Oman is a traditional mediator and has led discreet attempts to push for resolutions to regional conflicts
Saudi Foreign Minister Adel al-Jubeir has held talks in Oman, a traditional mediator in the region, on the conflicts in Syria and Yemen where Riyadh has taken sides.
Jubeir and his Omani counterpart Yussef bin Alawi reviewed "the situation in Syria and Yemen and means of strengthening cooperation" among the six Arab states in the Gulf, the Saudi foreign minister said late on Thursday after their meeting in Muscat.
He told Oman's ONA news agency that "the view is one" between Saudi Arabia and Oman on "all the matters discussed today".
Unlike its Gulf neighbours, Oman maintains good ties with Iran - a key backer of Syrian President Bashar al-Assad.
It is also the region's only Arab monarchy not to have cut ties with Damascus.
Saudi Arabia has taken an active role, supplying arms to anti-Assad rebel groups and leading an Arab coalition battling rebels in Yemen.
Alawi, for his part, said the sultanate was "exerting diplomatic efforts to find a peaceful solution in Syria and Yemen".
Oman is seeking through "calm diplomacy... rapprochement among all parties to achieve long-lasting political solutions," Alawi, who met Assad in Damascus last month, told ONA.
He said Riyadh and Muscat had "shared goals" on regional conflicts and "agreed to look forward and break from the past concerning regional issues".
His visit to Damascus had been "necessary," Alawi said, adding that the meeting with Jubeir had been scheduled before his talks with Assad.
Historically, Oman and Saudi Arabia have not always seen eye to eye on regional issues, with Oman resisting moves to cede powers to the Saudi-dominated Gulf Cooperation Council.
Oman's discreet diplomacy has contributed to several breakthroughs this year, including the release in August of a French hostage held in Yemen and Iran's nuclear deal with world powers in July.

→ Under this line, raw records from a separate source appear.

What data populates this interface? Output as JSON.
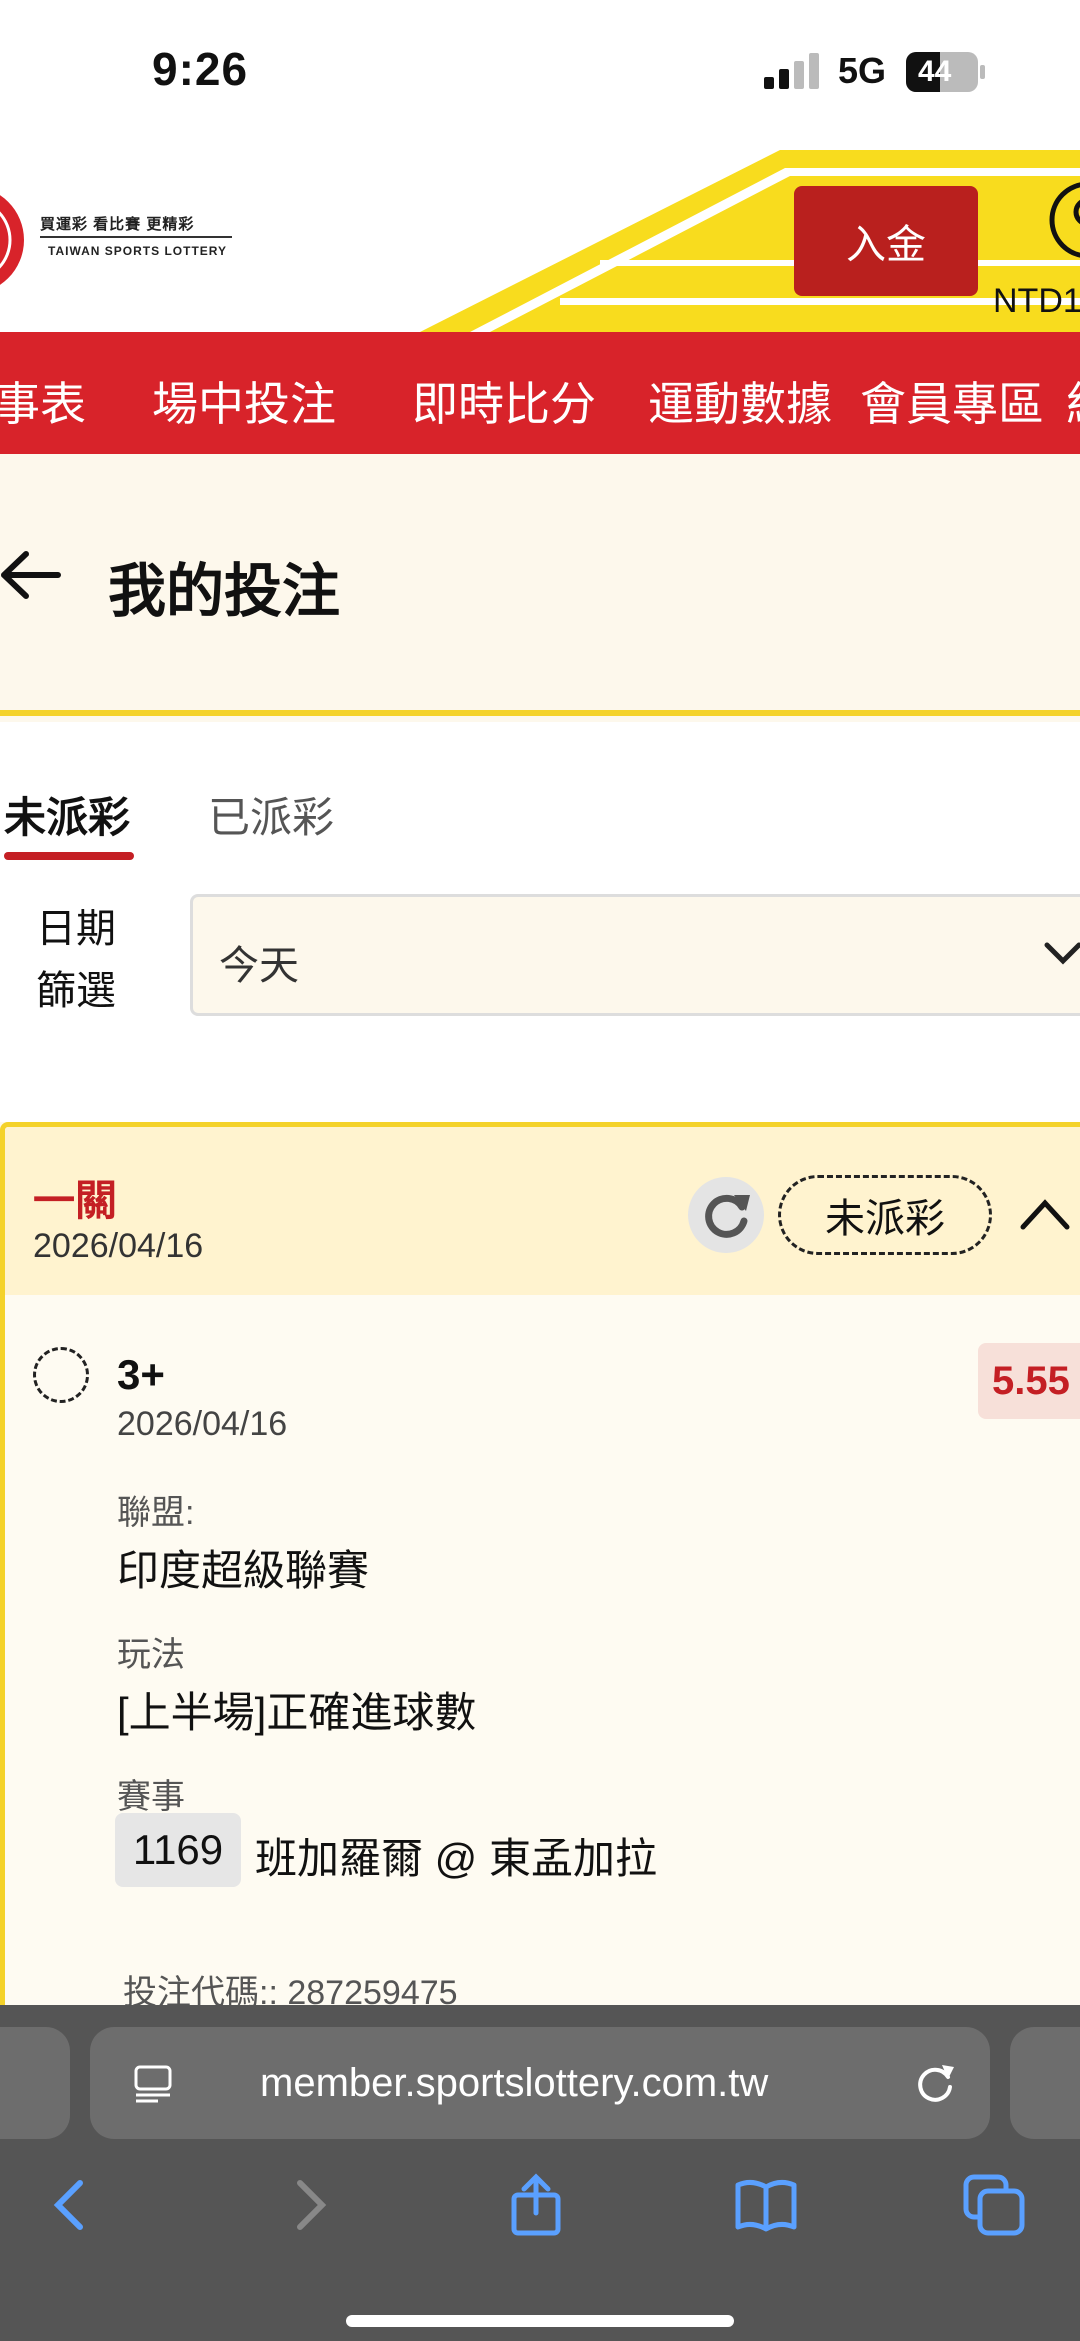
{
  "status_bar": {
    "time": "9:26",
    "network": "5G",
    "battery": "44"
  },
  "header": {
    "logo_slogan": "買運彩  看比賽  更精彩",
    "logo_en": "TAIWAN SPORTS LOTTERY",
    "deposit_label": "入金",
    "balance_label": "NTD1"
  },
  "nav": {
    "items": [
      "事表",
      "場中投注",
      "即時比分",
      "運動數據",
      "會員專區",
      "約"
    ]
  },
  "page": {
    "title": "我的投注"
  },
  "tabs": {
    "active": "未派彩",
    "inactive": "已派彩"
  },
  "filter": {
    "label_line1": "日期",
    "label_line2": "篩選",
    "value": "今天"
  },
  "bet": {
    "type": "一關",
    "date": "2026/04/16",
    "status": "未派彩",
    "selection": "3+",
    "selection_date": "2026/04/16",
    "odds": "5.55",
    "league_label": "聯盟:",
    "league": "印度超級聯賽",
    "market_label": "玩法",
    "market": "[上半場]正確進球數",
    "event_label": "賽事",
    "match_id": "1169",
    "match_name": "班加羅爾 @ 東孟加拉",
    "code_label": "投注代碼::",
    "code": "287259475"
  },
  "browser": {
    "url": "member.sportslottery.com.tw"
  },
  "colors": {
    "brand_red": "#d8232a",
    "accent_yellow": "#f4d22a",
    "deposit_red": "#b9201e"
  }
}
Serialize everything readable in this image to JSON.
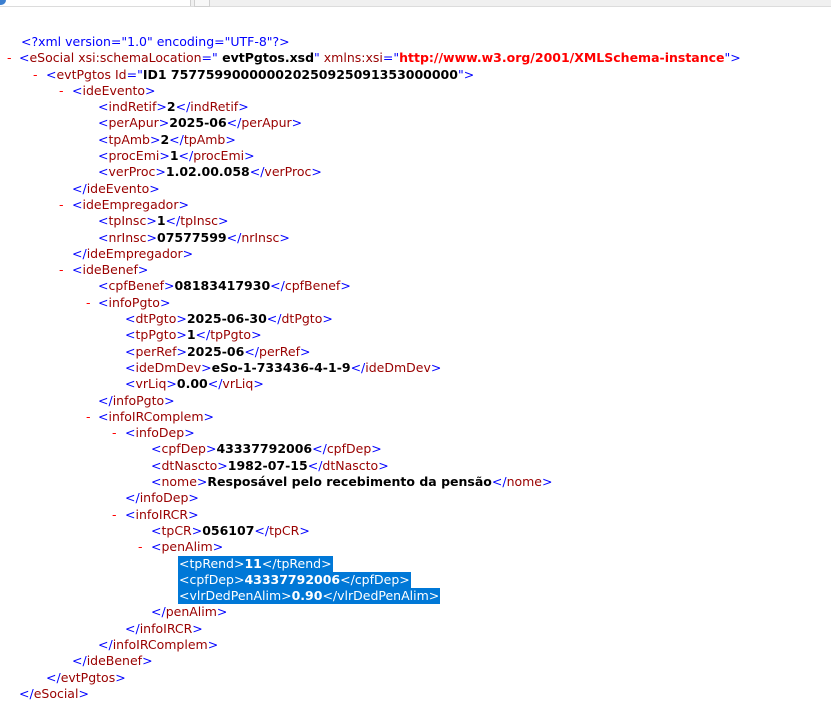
{
  "window": {
    "tab_icon": "browser-page-icon",
    "close_icon": "close-icon"
  },
  "colors": {
    "bracket": "#0000ff",
    "tag": "#990000",
    "toggle": "#ff0000",
    "url": "#ff0000",
    "selection": "#0078d7"
  },
  "toggle_symbol": "-",
  "xml_decl": "<?xml version=\"1.0\" encoding=\"UTF-8\"?>",
  "esocial": {
    "name": "eSocial",
    "attr1_name": "xsi:schemaLocation",
    "attr1_value": " evtPgtos.xsd",
    "attr2_name": "xmlns:xsi",
    "attr2_value": "http://www.w3.org/2001/XMLSchema-instance"
  },
  "evtPgtos": {
    "name": "evtPgtos",
    "attr_name": "Id",
    "attr_value": "ID1 757759900000020250925091353000000"
  },
  "tags": {
    "ideEvento": "ideEvento",
    "indRetif": "indRetif",
    "perApur": "perApur",
    "tpAmb": "tpAmb",
    "procEmi": "procEmi",
    "verProc": "verProc",
    "ideEmpregador": "ideEmpregador",
    "tpInsc": "tpInsc",
    "nrInsc": "nrInsc",
    "ideBenef": "ideBenef",
    "cpfBenef": "cpfBenef",
    "infoPgto": "infoPgto",
    "dtPgto": "dtPgto",
    "tpPgto": "tpPgto",
    "perRef": "perRef",
    "ideDmDev": "ideDmDev",
    "vrLiq": "vrLiq",
    "infoIRComplem": "infoIRComplem",
    "infoDep": "infoDep",
    "cpfDep": "cpfDep",
    "dtNascto": "dtNascto",
    "nome": "nome",
    "infoIRCR": "infoIRCR",
    "tpCR": "tpCR",
    "penAlim": "penAlim",
    "tpRend": "tpRend",
    "vlrDedPenAlim": "vlrDedPenAlim"
  },
  "values": {
    "indRetif": "2",
    "perApur": "2025-06",
    "tpAmb": "2",
    "procEmi": "1",
    "verProc": "1.02.00.058",
    "tpInsc": "1",
    "nrInsc": "07577599",
    "cpfBenef": "08183417930",
    "dtPgto": "2025-06-30",
    "tpPgto": "1",
    "perRef": "2025-06",
    "ideDmDev": "eSo-1-733436-4-1-9",
    "vrLiq": "0.00",
    "infoDep_cpfDep": "43337792006",
    "dtNascto": "1982-07-15",
    "nome": "Resposável pelo recebimento da pensão",
    "tpCR": "056107",
    "tpRend": "11",
    "penAlim_cpfDep": "43337792006",
    "vlrDedPenAlim": "0.90"
  }
}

The sultanate has also hosted closed-door meetings between Yemeni rebel leaders and US officials.